### Provided data
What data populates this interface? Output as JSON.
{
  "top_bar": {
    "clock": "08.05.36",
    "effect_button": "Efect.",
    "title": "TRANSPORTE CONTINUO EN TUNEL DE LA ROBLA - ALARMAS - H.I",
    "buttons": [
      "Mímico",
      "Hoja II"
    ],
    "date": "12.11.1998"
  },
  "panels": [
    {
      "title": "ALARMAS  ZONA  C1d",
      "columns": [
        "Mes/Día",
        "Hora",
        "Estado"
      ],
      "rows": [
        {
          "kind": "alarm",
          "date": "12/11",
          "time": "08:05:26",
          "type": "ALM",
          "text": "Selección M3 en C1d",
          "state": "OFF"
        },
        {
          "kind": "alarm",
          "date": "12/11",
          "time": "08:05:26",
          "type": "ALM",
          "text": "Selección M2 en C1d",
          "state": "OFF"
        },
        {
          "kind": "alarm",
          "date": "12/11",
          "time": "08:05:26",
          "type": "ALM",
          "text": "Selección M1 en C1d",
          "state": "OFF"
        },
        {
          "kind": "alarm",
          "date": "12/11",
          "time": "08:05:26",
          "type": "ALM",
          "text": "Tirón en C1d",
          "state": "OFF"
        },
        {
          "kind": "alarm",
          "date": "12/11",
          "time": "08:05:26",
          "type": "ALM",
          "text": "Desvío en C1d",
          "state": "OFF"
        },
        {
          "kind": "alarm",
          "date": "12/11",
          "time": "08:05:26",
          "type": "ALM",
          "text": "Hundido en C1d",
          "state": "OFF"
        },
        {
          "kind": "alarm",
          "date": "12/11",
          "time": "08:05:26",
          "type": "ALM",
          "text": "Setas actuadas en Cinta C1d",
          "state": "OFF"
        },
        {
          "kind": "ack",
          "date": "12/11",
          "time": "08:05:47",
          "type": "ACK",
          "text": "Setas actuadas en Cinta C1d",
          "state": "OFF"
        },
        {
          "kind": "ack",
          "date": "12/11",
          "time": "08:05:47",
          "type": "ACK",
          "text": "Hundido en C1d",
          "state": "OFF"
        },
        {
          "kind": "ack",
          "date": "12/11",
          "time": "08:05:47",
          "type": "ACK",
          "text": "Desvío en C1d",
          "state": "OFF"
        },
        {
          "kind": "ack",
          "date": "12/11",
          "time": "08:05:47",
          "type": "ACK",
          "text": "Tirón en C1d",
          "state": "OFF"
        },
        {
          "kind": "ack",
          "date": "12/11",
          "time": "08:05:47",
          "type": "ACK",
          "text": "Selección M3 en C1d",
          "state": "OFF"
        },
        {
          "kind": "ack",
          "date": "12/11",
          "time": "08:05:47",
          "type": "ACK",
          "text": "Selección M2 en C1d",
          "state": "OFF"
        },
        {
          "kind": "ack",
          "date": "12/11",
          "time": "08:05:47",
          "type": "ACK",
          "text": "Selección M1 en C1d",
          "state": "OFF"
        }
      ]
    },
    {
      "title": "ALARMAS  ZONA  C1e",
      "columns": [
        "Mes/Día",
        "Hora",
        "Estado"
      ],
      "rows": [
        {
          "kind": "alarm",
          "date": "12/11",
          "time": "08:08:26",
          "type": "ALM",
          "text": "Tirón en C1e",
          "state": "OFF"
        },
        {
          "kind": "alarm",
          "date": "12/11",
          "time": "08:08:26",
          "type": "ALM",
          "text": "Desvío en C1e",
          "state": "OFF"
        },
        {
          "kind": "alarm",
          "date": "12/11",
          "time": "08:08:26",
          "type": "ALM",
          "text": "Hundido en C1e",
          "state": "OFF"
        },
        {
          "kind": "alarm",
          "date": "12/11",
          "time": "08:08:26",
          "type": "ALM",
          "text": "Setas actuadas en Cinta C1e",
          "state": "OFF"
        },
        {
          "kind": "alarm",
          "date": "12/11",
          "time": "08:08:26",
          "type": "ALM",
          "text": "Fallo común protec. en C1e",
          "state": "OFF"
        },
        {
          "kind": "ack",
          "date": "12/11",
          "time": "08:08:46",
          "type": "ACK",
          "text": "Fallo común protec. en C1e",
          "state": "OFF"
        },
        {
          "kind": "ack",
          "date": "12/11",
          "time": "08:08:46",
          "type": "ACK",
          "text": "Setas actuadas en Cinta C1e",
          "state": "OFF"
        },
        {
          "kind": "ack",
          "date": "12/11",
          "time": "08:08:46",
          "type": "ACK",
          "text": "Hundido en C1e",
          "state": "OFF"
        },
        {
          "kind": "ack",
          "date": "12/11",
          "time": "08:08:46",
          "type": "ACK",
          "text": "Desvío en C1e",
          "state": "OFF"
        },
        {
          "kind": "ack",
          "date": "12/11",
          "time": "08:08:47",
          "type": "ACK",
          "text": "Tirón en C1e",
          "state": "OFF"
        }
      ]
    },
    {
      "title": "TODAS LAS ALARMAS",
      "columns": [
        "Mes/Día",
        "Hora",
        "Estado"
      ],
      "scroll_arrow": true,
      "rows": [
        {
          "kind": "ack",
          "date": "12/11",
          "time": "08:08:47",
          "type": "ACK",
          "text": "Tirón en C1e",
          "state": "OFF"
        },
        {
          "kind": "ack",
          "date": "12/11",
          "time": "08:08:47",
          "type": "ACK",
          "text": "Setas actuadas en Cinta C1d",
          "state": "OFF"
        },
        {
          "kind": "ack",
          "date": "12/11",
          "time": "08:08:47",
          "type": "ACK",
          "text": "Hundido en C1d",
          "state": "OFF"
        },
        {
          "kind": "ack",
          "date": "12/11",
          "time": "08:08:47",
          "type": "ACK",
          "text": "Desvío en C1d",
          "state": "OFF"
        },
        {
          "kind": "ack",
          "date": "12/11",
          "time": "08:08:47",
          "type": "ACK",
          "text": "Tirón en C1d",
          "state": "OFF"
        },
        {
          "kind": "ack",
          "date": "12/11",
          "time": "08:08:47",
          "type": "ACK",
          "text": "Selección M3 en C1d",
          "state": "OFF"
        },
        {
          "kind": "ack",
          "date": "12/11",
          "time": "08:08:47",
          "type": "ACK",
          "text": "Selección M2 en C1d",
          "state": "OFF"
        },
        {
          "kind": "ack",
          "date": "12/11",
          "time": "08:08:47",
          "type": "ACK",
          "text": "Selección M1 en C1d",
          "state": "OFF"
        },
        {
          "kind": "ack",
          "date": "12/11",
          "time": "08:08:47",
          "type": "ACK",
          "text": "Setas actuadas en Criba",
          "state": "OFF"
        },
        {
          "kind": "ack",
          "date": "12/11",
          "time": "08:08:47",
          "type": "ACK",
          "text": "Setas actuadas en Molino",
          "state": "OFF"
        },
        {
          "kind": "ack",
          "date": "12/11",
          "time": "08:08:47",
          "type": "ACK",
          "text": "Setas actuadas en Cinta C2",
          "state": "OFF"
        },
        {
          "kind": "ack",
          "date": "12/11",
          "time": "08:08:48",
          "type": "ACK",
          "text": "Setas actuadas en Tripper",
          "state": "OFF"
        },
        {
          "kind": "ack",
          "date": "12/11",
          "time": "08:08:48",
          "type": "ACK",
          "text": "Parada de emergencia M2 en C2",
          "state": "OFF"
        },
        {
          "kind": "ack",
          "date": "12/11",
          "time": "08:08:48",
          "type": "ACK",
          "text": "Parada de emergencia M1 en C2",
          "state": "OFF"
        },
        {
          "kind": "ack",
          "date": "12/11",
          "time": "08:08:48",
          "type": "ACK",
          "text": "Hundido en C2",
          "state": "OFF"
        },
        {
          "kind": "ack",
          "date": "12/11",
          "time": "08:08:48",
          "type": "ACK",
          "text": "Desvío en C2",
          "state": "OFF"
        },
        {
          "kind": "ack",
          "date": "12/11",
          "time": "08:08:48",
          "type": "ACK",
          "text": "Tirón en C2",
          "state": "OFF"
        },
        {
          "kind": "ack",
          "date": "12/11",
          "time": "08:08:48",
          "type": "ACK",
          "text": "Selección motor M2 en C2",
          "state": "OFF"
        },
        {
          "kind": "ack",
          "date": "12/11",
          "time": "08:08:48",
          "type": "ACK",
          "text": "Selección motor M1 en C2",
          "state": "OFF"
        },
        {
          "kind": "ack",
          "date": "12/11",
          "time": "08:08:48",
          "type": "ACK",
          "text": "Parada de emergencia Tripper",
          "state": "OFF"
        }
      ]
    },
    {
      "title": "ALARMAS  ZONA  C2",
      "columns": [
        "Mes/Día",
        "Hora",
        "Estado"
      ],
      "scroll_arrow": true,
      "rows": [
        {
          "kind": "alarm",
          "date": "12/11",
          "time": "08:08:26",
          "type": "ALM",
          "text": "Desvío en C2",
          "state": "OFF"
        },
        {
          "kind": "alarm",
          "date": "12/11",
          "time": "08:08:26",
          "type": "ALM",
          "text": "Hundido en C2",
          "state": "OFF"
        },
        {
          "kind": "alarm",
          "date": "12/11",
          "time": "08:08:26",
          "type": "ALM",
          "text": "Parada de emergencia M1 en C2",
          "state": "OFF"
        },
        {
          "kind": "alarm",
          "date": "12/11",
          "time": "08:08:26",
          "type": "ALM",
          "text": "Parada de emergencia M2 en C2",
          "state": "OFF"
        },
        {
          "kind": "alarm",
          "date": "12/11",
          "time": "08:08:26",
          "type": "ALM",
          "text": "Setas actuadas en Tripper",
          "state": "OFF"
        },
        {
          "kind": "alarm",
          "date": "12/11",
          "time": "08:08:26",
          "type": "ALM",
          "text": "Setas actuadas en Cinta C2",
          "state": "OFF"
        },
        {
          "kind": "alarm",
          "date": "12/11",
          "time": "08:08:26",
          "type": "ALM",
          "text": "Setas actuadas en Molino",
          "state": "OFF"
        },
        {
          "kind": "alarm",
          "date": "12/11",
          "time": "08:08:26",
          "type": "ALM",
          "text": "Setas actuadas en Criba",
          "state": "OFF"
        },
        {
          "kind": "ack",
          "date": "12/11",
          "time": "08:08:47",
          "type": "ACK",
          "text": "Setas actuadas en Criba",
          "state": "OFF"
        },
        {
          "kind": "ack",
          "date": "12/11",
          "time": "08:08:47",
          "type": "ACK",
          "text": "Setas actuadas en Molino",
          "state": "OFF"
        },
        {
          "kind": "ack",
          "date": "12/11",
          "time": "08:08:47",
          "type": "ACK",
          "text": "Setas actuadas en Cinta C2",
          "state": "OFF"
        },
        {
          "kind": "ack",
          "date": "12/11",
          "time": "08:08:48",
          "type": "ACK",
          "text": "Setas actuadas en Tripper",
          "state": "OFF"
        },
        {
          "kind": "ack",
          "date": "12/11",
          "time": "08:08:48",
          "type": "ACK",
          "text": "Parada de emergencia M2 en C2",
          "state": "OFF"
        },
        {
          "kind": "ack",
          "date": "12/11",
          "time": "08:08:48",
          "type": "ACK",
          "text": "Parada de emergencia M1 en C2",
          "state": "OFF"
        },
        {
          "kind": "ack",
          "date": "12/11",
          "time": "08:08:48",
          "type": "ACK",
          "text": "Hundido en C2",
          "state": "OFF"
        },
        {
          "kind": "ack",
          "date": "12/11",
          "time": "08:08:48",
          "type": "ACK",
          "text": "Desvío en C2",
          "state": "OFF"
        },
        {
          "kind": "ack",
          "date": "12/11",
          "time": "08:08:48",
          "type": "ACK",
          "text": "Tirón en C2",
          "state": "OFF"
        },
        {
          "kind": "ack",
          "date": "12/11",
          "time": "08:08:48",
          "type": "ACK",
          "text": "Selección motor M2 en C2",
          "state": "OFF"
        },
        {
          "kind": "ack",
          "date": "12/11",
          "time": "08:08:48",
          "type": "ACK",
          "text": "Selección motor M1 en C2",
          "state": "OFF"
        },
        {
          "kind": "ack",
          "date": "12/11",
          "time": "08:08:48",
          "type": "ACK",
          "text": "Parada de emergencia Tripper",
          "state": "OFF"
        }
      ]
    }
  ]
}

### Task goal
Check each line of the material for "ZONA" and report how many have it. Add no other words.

### Exercise result
3